__Task prompt__
Whatever pictures appear, omit them, and repeat the data below exactly.

__Records for this task__
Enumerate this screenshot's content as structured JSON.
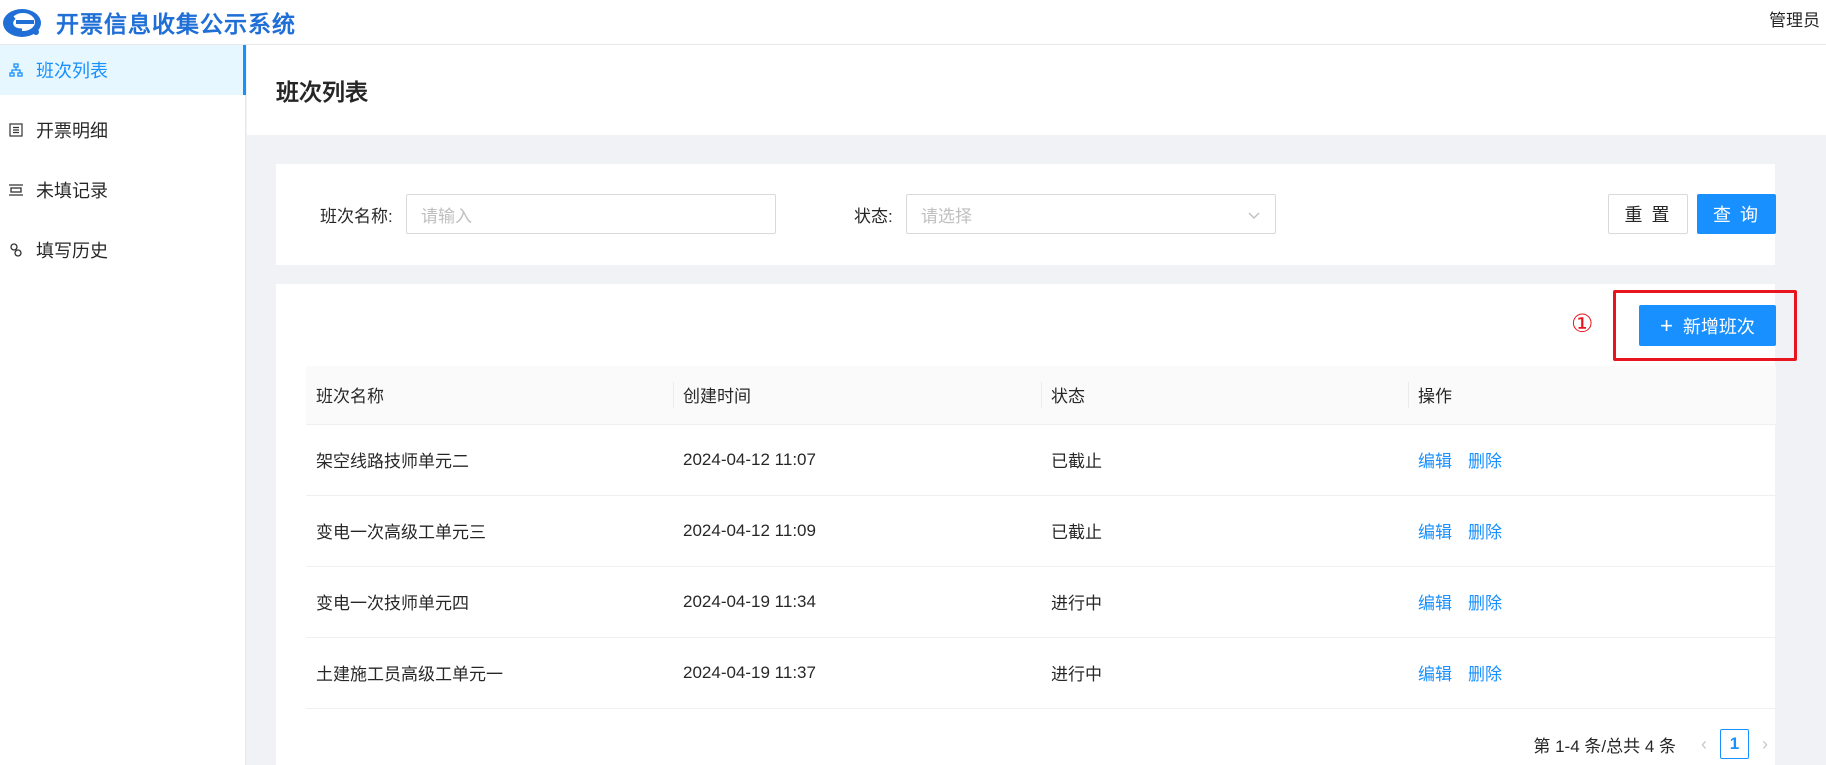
{
  "app": {
    "title": "开票信息收集公示系统",
    "user": "管理员",
    "brand_color": "#1890ff",
    "annotation_color": "#e8141e"
  },
  "sidebar": {
    "items": [
      {
        "label": "班次列表",
        "icon": "sitemap-icon",
        "active": true
      },
      {
        "label": "开票明细",
        "icon": "list-icon",
        "active": false
      },
      {
        "label": "未填记录",
        "icon": "record-icon",
        "active": false
      },
      {
        "label": "填写历史",
        "icon": "history-icon",
        "active": false
      }
    ]
  },
  "page": {
    "title": "班次列表"
  },
  "filter": {
    "name_label": "班次名称:",
    "name_placeholder": "请输入",
    "status_label": "状态:",
    "status_placeholder": "请选择",
    "reset_label": "重 置",
    "search_label": "查 询"
  },
  "toolbar": {
    "annotation": "①",
    "add_label": "新增班次"
  },
  "table": {
    "columns": [
      "班次名称",
      "创建时间",
      "状态",
      "操作"
    ],
    "rows": [
      {
        "name": "架空线路技师单元二",
        "created": "2024-04-12 11:07",
        "status": "已截止"
      },
      {
        "name": "变电一次高级工单元三",
        "created": "2024-04-12 11:09",
        "status": "已截止"
      },
      {
        "name": "变电一次技师单元四",
        "created": "2024-04-19 11:34",
        "status": "进行中"
      },
      {
        "name": "土建施工员高级工单元一",
        "created": "2024-04-19 11:37",
        "status": "进行中"
      }
    ],
    "edit_label": "编辑",
    "delete_label": "删除"
  },
  "pagination": {
    "summary": "第 1-4 条/总共 4 条",
    "current_page": "1"
  }
}
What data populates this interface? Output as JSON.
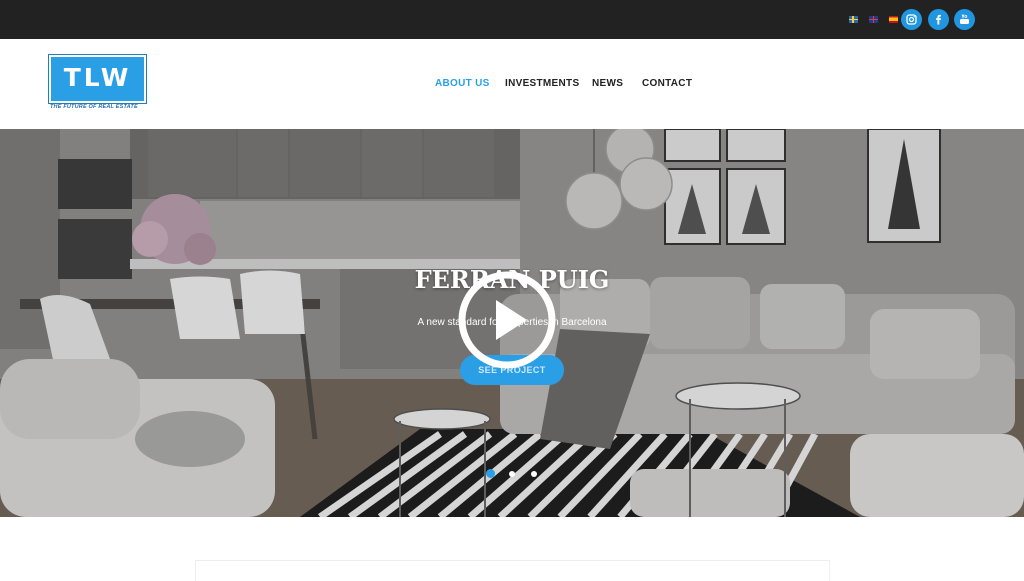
{
  "topbar": {
    "languages": [
      {
        "code": "se",
        "icon": "sweden-flag-icon"
      },
      {
        "code": "en",
        "icon": "uk-flag-icon"
      },
      {
        "code": "es",
        "icon": "spain-flag-icon"
      }
    ],
    "social": [
      "instagram-icon",
      "facebook-icon",
      "youtube-icon"
    ],
    "accent": "#2196e0"
  },
  "brand": {
    "logo_text": "TLW",
    "tagline": "THE FUTURE OF REAL ESTATE",
    "color": "#2b9fe6"
  },
  "nav": {
    "items": [
      {
        "label": "ABOUT US",
        "active": true
      },
      {
        "label": "INVESTMENTS",
        "active": false
      },
      {
        "label": "NEWS",
        "active": false
      },
      {
        "label": "CONTACT",
        "active": false
      }
    ]
  },
  "hero": {
    "title": "FERRAN PUIG",
    "subtitle": "A new standard for properties in Barcelona",
    "button": "SEE PROJECT",
    "slides": 3,
    "active_slide": 1
  }
}
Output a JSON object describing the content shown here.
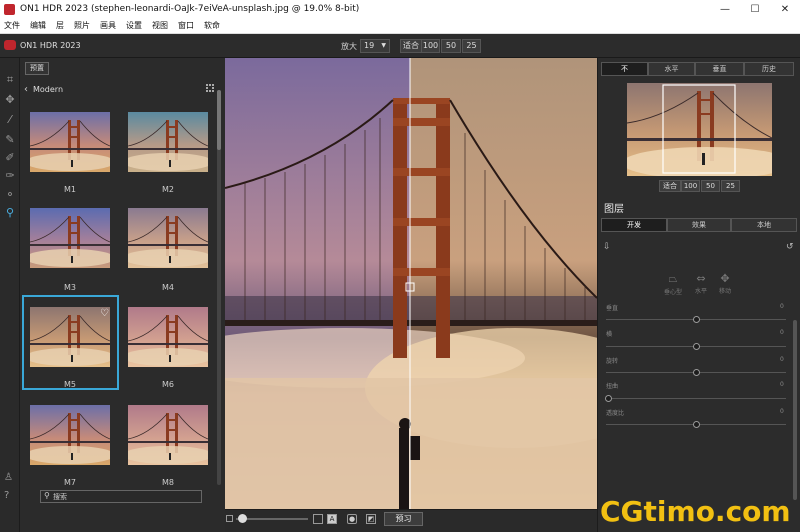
{
  "window": {
    "title": "ON1 HDR 2023 (stephen-leonardi-OaJk-7eiVeA-unsplash.jpg @ 19.0% 8-bit)",
    "min": "—",
    "max": "☐",
    "close": "✕"
  },
  "menu": [
    "文件",
    "编辑",
    "层",
    "照片",
    "画具",
    "设置",
    "视图",
    "窗口",
    "软命"
  ],
  "app": {
    "name": "ON1 HDR 2023"
  },
  "zoom": {
    "label": "放大",
    "value": "19",
    "fit": "适合",
    "z100": "100",
    "z50": "50",
    "z25": "25"
  },
  "presets": {
    "button": "预置",
    "category": "Modern",
    "items": [
      {
        "label": "M1"
      },
      {
        "label": "M2"
      },
      {
        "label": "M3"
      },
      {
        "label": "M4"
      },
      {
        "label": "M5",
        "selected": true
      },
      {
        "label": "M6"
      },
      {
        "label": "M7"
      },
      {
        "label": "M8"
      }
    ],
    "search_placeholder": "搜索"
  },
  "preview": {
    "button": "预习"
  },
  "compare_tabs": [
    "不",
    "水平",
    "垂直",
    "历史"
  ],
  "navigator": {
    "fit": "适合",
    "z100": "100",
    "z50": "50",
    "z25": "25"
  },
  "layers": {
    "title": "图层",
    "tabs": [
      "开发",
      "效果",
      "本地"
    ],
    "controls": [
      {
        "icon": "trapezoid-icon",
        "label": "垂心型"
      },
      {
        "icon": "horizontal-icon",
        "label": "水平"
      },
      {
        "icon": "move-icon",
        "label": "移动"
      }
    ],
    "sliders": [
      {
        "label": "垂直",
        "value": "0"
      },
      {
        "label": "横",
        "value": "0"
      },
      {
        "label": "旋转",
        "value": "0"
      },
      {
        "label": "扭曲",
        "value": "0"
      },
      {
        "label": "透度比",
        "value": "0"
      }
    ]
  },
  "watermark": "CGtimo.com",
  "colors": {
    "accent": "#3aa8d8",
    "brand": "#c0262d",
    "watermark": "#f2c012"
  }
}
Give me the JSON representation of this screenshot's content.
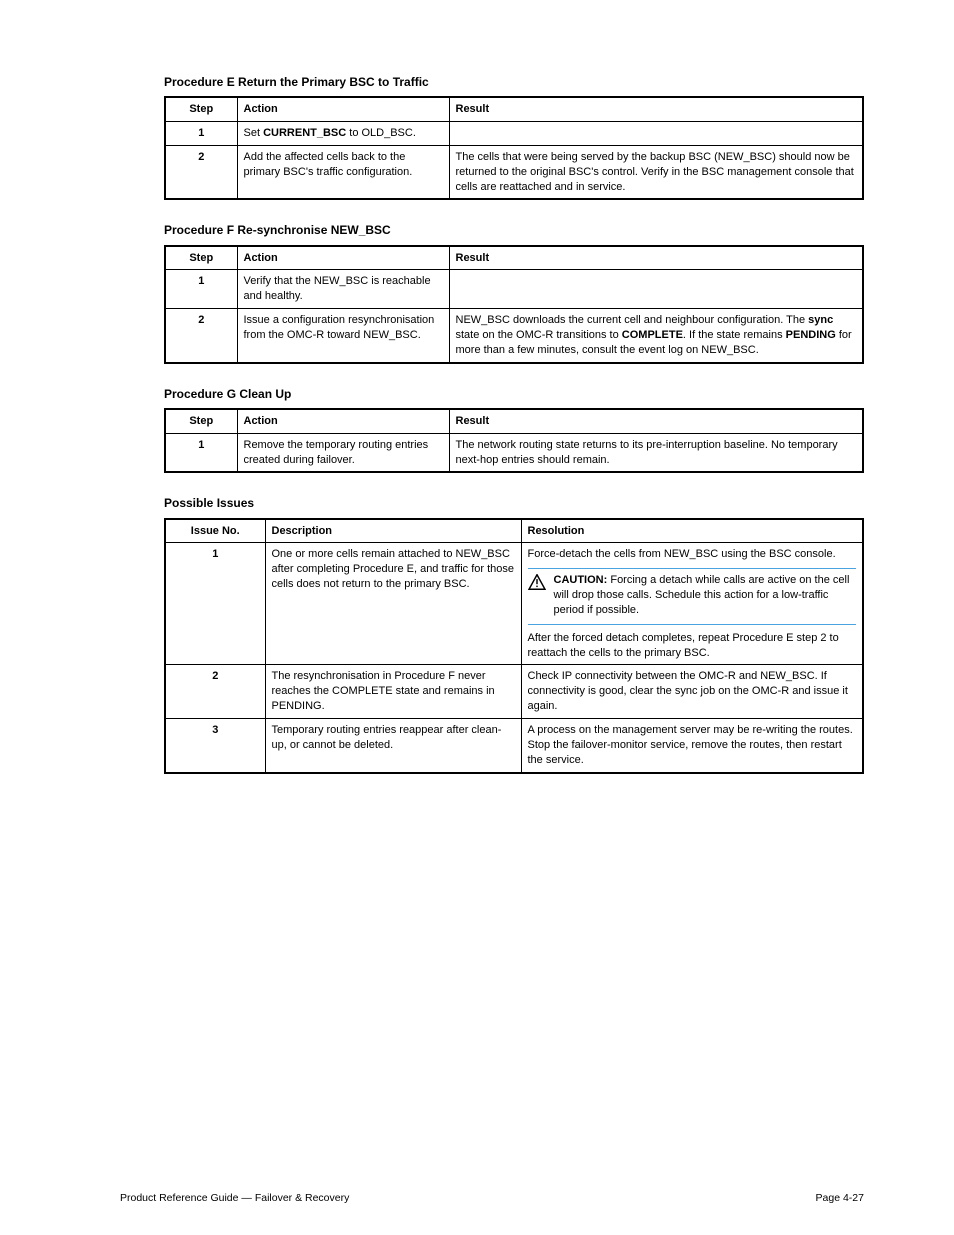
{
  "sections": [
    {
      "title": "Procedure E  Return the Primary BSC to Traffic",
      "headers": [
        "Step",
        "Action",
        "Result"
      ],
      "rows": [
        {
          "step": "1",
          "action": "Set <b>CURRENT_BSC</b> to OLD_BSC.",
          "result": ""
        },
        {
          "step": "2",
          "action": "Add the affected cells back to the primary BSC's traffic configuration.",
          "result": "The cells that were being served by the backup BSC (NEW_BSC) should now be returned to the original BSC's control. Verify in the BSC management console that cells are reattached and in service."
        }
      ]
    },
    {
      "title": "Procedure F  Re-synchronise NEW_BSC",
      "headers": [
        "Step",
        "Action",
        "Result"
      ],
      "rows": [
        {
          "step": "1",
          "action": "Verify that the NEW_BSC is reachable and healthy.",
          "result": ""
        },
        {
          "step": "2",
          "action": "Issue a configuration resynchronisation from the OMC-R toward NEW_BSC.",
          "result": "NEW_BSC downloads the current cell and neighbour configuration. The <b>sync</b> state on the OMC-R transitions to <b>COMPLETE</b>. If the state remains <b>PENDING</b> for more than a few minutes, consult the event log on NEW_BSC."
        }
      ]
    },
    {
      "title": "Procedure G  Clean Up",
      "headers": [
        "Step",
        "Action",
        "Result"
      ],
      "rows": [
        {
          "step": "1",
          "action": "Remove the temporary routing entries created during failover.",
          "result": "The network routing state returns to its pre-interruption baseline. No temporary next-hop entries should remain."
        }
      ]
    }
  ],
  "issues": {
    "title": "Possible Issues",
    "headers": [
      "Issue No.",
      "Description",
      "Resolution"
    ],
    "rows": [
      {
        "no": "1",
        "desc": "One or more cells remain attached to NEW_BSC after completing Procedure E, and traffic for those cells does not return to the primary BSC.",
        "resolution_intro": "Force-detach the cells from NEW_BSC using the BSC console.",
        "caution_title": "CAUTION:",
        "caution_body": "Forcing a detach while calls are active on the cell will drop those calls. Schedule this action for a low-traffic period if possible.",
        "resolution_outro": "After the forced detach completes, repeat Procedure E step 2 to reattach the cells to the primary BSC."
      },
      {
        "no": "2",
        "desc": "The resynchronisation in Procedure F never reaches the COMPLETE state and remains in PENDING.",
        "resolution": "Check IP connectivity between the OMC-R and NEW_BSC. If connectivity is good, clear the sync job on the OMC-R and issue it again."
      },
      {
        "no": "3",
        "desc": "Temporary routing entries reappear after clean-up, or cannot be deleted.",
        "resolution": "A process on the management server may be re-writing the routes. Stop the failover-monitor service, remove the routes, then restart the service."
      }
    ]
  },
  "footer": {
    "left": "Product Reference Guide — Failover & Recovery",
    "right": "Page 4-27"
  }
}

__Completed exercise__
Enumerate this screenshot's content as structured JSON.
{
  "app": {
    "title": "开票信息收集公示系统",
    "user": "管理员",
    "brand_color": "#1890ff",
    "annotation_color": "#e8141e"
  },
  "sidebar": {
    "items": [
      {
        "label": "班次列表",
        "icon": "sitemap-icon",
        "active": true
      },
      {
        "label": "开票明细",
        "icon": "list-icon",
        "active": false
      },
      {
        "label": "未填记录",
        "icon": "record-icon",
        "active": false
      },
      {
        "label": "填写历史",
        "icon": "history-icon",
        "active": false
      }
    ]
  },
  "page": {
    "title": "班次列表"
  },
  "filter": {
    "name_label": "班次名称:",
    "name_placeholder": "请输入",
    "status_label": "状态:",
    "status_placeholder": "请选择",
    "reset_label": "重 置",
    "search_label": "查 询"
  },
  "toolbar": {
    "annotation": "①",
    "add_label": "新增班次"
  },
  "table": {
    "columns": [
      "班次名称",
      "创建时间",
      "状态",
      "操作"
    ],
    "rows": [
      {
        "name": "架空线路技师单元二",
        "created": "2024-04-12 11:07",
        "status": "已截止"
      },
      {
        "name": "变电一次高级工单元三",
        "created": "2024-04-12 11:09",
        "status": "已截止"
      },
      {
        "name": "变电一次技师单元四",
        "created": "2024-04-19 11:34",
        "status": "进行中"
      },
      {
        "name": "土建施工员高级工单元一",
        "created": "2024-04-19 11:37",
        "status": "进行中"
      }
    ],
    "edit_label": "编辑",
    "delete_label": "删除"
  },
  "pagination": {
    "summary": "第 1-4 条/总共 4 条",
    "current_page": "1"
  }
}
What data populates this interface? Output as JSON.
{
  "topbar": {
    "languages": [
      {
        "code": "se",
        "icon": "sweden-flag-icon"
      },
      {
        "code": "en",
        "icon": "uk-flag-icon"
      },
      {
        "code": "es",
        "icon": "spain-flag-icon"
      }
    ],
    "social": [
      "instagram-icon",
      "facebook-icon",
      "youtube-icon"
    ],
    "accent": "#2196e0"
  },
  "brand": {
    "logo_text": "TLW",
    "tagline": "THE FUTURE OF REAL ESTATE",
    "color": "#2b9fe6"
  },
  "nav": {
    "items": [
      {
        "label": "ABOUT US",
        "active": true
      },
      {
        "label": "INVESTMENTS",
        "active": false
      },
      {
        "label": "NEWS",
        "active": false
      },
      {
        "label": "CONTACT",
        "active": false
      }
    ]
  },
  "hero": {
    "title": "FERRAN PUIG",
    "subtitle": "A new standard for properties in Barcelona",
    "button": "SEE PROJECT",
    "slides": 3,
    "active_slide": 1
  }
}
Output a JSON object describing the content shown here.
{
  "window": {
    "title": "ON1 HDR 2023 (stephen-leonardi-OaJk-7eiVeA-unsplash.jpg @ 19.0% 8-bit)",
    "min": "—",
    "max": "☐",
    "close": "✕"
  },
  "menu": [
    "文件",
    "编辑",
    "层",
    "照片",
    "画具",
    "设置",
    "视图",
    "窗口",
    "软命"
  ],
  "app": {
    "name": "ON1 HDR 2023"
  },
  "zoom": {
    "label": "放大",
    "value": "19",
    "fit": "适合",
    "z100": "100",
    "z50": "50",
    "z25": "25"
  },
  "presets": {
    "button": "预置",
    "category": "Modern",
    "items": [
      {
        "label": "M1"
      },
      {
        "label": "M2"
      },
      {
        "label": "M3"
      },
      {
        "label": "M4"
      },
      {
        "label": "M5",
        "selected": true
      },
      {
        "label": "M6"
      },
      {
        "label": "M7"
      },
      {
        "label": "M8"
      }
    ],
    "search_placeholder": "搜索"
  },
  "preview": {
    "button": "预习"
  },
  "compare_tabs": [
    "不",
    "水平",
    "垂直",
    "历史"
  ],
  "navigator": {
    "fit": "适合",
    "z100": "100",
    "z50": "50",
    "z25": "25"
  },
  "layers": {
    "title": "图层",
    "tabs": [
      "开发",
      "效果",
      "本地"
    ],
    "controls": [
      {
        "icon": "trapezoid-icon",
        "label": "垂心型"
      },
      {
        "icon": "horizontal-icon",
        "label": "水平"
      },
      {
        "icon": "move-icon",
        "label": "移动"
      }
    ],
    "sliders": [
      {
        "label": "垂直",
        "value": "0"
      },
      {
        "label": "横",
        "value": "0"
      },
      {
        "label": "旋转",
        "value": "0"
      },
      {
        "label": "扭曲",
        "value": "0"
      },
      {
        "label": "透度比",
        "value": "0"
      }
    ]
  },
  "watermark": "CGtimo.com",
  "colors": {
    "accent": "#3aa8d8",
    "brand": "#c0262d",
    "watermark": "#f2c012"
  }
}
Give me the JSON representation of this screenshot's content.
{
  "sections": [
    {
      "title": "Procedure E  Return the Primary BSC to Traffic",
      "headers": [
        "Step",
        "Action",
        "Result"
      ],
      "rows": [
        {
          "step": "1",
          "action": "Set <b>CURRENT_BSC</b> to OLD_BSC.",
          "result": ""
        },
        {
          "step": "2",
          "action": "Add the affected cells back to the primary BSC's traffic configuration.",
          "result": "The cells that were being served by the backup BSC (NEW_BSC) should now be returned to the original BSC's control. Verify in the BSC management console that cells are reattached and in service."
        }
      ]
    },
    {
      "title": "Procedure F  Re-synchronise NEW_BSC",
      "headers": [
        "Step",
        "Action",
        "Result"
      ],
      "rows": [
        {
          "step": "1",
          "action": "Verify that the NEW_BSC is reachable and healthy.",
          "result": ""
        },
        {
          "step": "2",
          "action": "Issue a configuration resynchronisation from the OMC-R toward NEW_BSC.",
          "result": "NEW_BSC downloads the current cell and neighbour configuration. The <b>sync</b> state on the OMC-R transitions to <b>COMPLETE</b>. If the state remains <b>PENDING</b> for more than a few minutes, consult the event log on NEW_BSC."
        }
      ]
    },
    {
      "title": "Procedure G  Clean Up",
      "headers": [
        "Step",
        "Action",
        "Result"
      ],
      "rows": [
        {
          "step": "1",
          "action": "Remove the temporary routing entries created during failover.",
          "result": "The network routing state returns to its pre-interruption baseline. No temporary next-hop entries should remain."
        }
      ]
    }
  ],
  "issues": {
    "title": "Possible Issues",
    "headers": [
      "Issue No.",
      "Description",
      "Resolution"
    ],
    "rows": [
      {
        "no": "1",
        "desc": "One or more cells remain attached to NEW_BSC after completing Procedure E, and traffic for those cells does not return to the primary BSC.",
        "resolution_intro": "Force-detach the cells from NEW_BSC using the BSC console.",
        "caution_title": "CAUTION:",
        "caution_body": "Forcing a detach while calls are active on the cell will drop those calls. Schedule this action for a low-traffic period if possible.",
        "resolution_outro": "After the forced detach completes, repeat Procedure E step 2 to reattach the cells to the primary BSC."
      },
      {
        "no": "2",
        "desc": "The resynchronisation in Procedure F never reaches the COMPLETE state and remains in PENDING.",
        "resolution": "Check IP connectivity between the OMC-R and NEW_BSC. If connectivity is good, clear the sync job on the OMC-R and issue it again."
      },
      {
        "no": "3",
        "desc": "Temporary routing entries reappear after clean-up, or cannot be deleted.",
        "resolution": "A process on the management server may be re-writing the routes. Stop the failover-monitor service, remove the routes, then restart the service."
      }
    ]
  },
  "footer": {
    "left": "Product Reference Guide — Failover & Recovery",
    "right": "Page 4-27"
  }
}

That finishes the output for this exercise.